13 years later, the original novel’s author William Peter Blatty helmed the third installment, The Exorcist III, which is my personal favorite of the franchise (I said favorite, not best, calm down). It follows beleaguered detective Kinderman (George C. Scott) who is investigating a string of murders identical to those of the Gemini Killer, a serial killer who died 15 years ago. His search leads him to discover that the body of Father Karras (Jason Miller) has been possessed by the soul of the killer in order to get revenge on Karras for the first film’s exorcism and is residing in a mental health facility. It’s as wild as it sounds, but also very grounded in a strange way, similar to the original. (Sidenote: I have not watched the director’s cut yet, but am very eager to.)

One of the things I like about the sequels is that they have these well-respected, serious actors just hamming it all the way the fuck up. There’s a part in The Heretic where Richard Burton punches through the chest of a demon and rips its heart out so I mean of course it’s better than the original, and Burton is totally committed to the moment. It’s hilarious but also just gripping. In III George C. Scott is just pissed off and yelling at everyone in each scene, so that’s a lot of fun.

The rest of the performances excel. Jason Miller is great to see reprise his tired priest, and Scott Wilson is always a welcome presence. Brad Dourif steals the film though, as the manifestation of the Gemini Killer. He’s just creepy and animated in such a gripping manner. It’s a reminder he’s actually a really good actor. Also, Knicks legend Patrick Ewing appears as an angel in a dream sequence, so that’s awesome. I desperately want to know how that happen, is Blatty a Knicks fan? Is Ewing a huge Exorcist fan? Who approached who about it? We deserve answers.

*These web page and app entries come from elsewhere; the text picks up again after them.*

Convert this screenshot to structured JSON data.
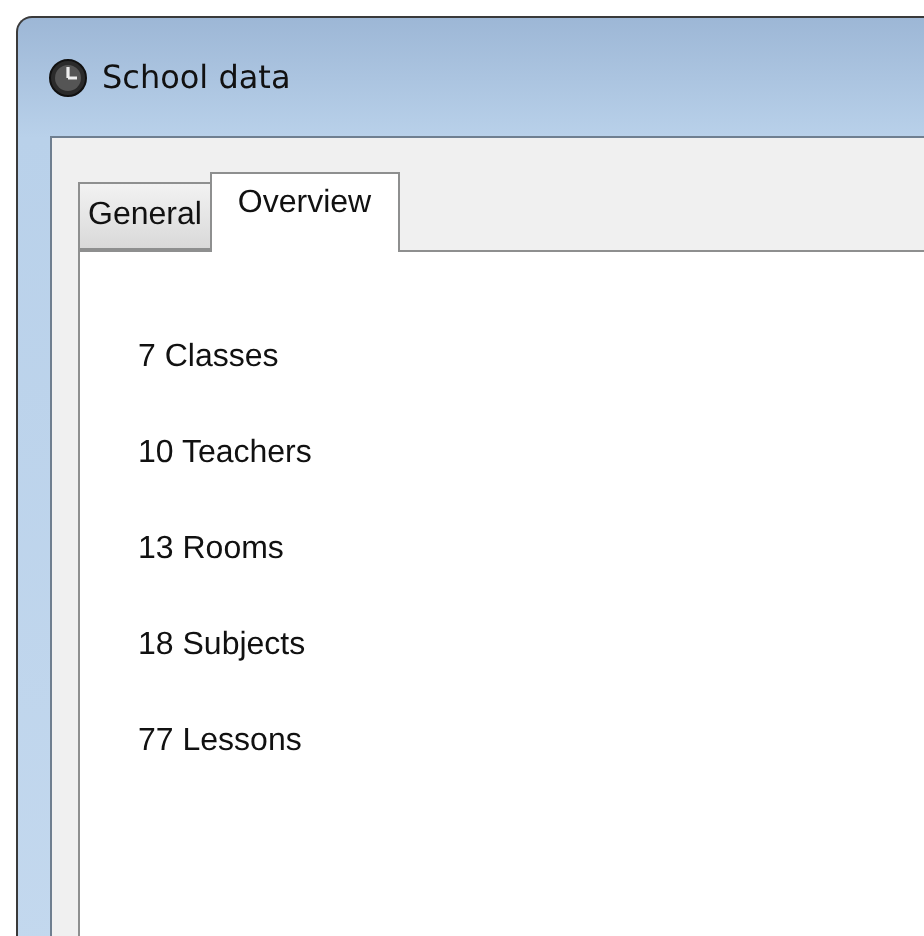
{
  "window": {
    "title": "School data"
  },
  "tabs": [
    {
      "label": "General",
      "selected": false
    },
    {
      "label": "Overview",
      "selected": true
    }
  ],
  "overview_items": [
    "7 Classes",
    "10 Teachers",
    "13 Rooms",
    "18 Subjects",
    "77 Lessons"
  ]
}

III has one of the best jump scares I’ve ever seen. I don’t want to give it away, but it’s become so popular that I feel safe discussing it. In fact, I’ll just include the photo below. There’s a really long still shot of a nurse checking rooms at night, and then all of the sudden you see a white robed person with giant scissors bum-rush this poor nurse out of nowhere. It’s a great use of a slow burn pacing and still camera, you’re just sitting there for minutes waiting for something, anything to happen and then bam! You’re hit with just such a wild and arresting image that sticks with you.



I’m going to watch the prequel films next, and yes I know they are both going to be a mess because they just made the same film twice with different directors with wildly different styles (Paul Schrader and Renny Fucking Harlin), but I’m okay with knowing that they are just going to be a mess. I don’t need the other films in the franchise to reach the heights of the original, I just need them to be themselves and be confident in their own identity, like the sequels are. I wish the sequels of other franchises could be so bold as these.

One thought on “In Defense of the ‘Exorcist’ Sequels

Leave a Reply

Fill in your details below or click an icon to log in: Logo

You are commenting using your account. Log Out /  Change )

Facebook photo

You are commenting using your Facebook account. Log Out /  Change )

Connecting to %s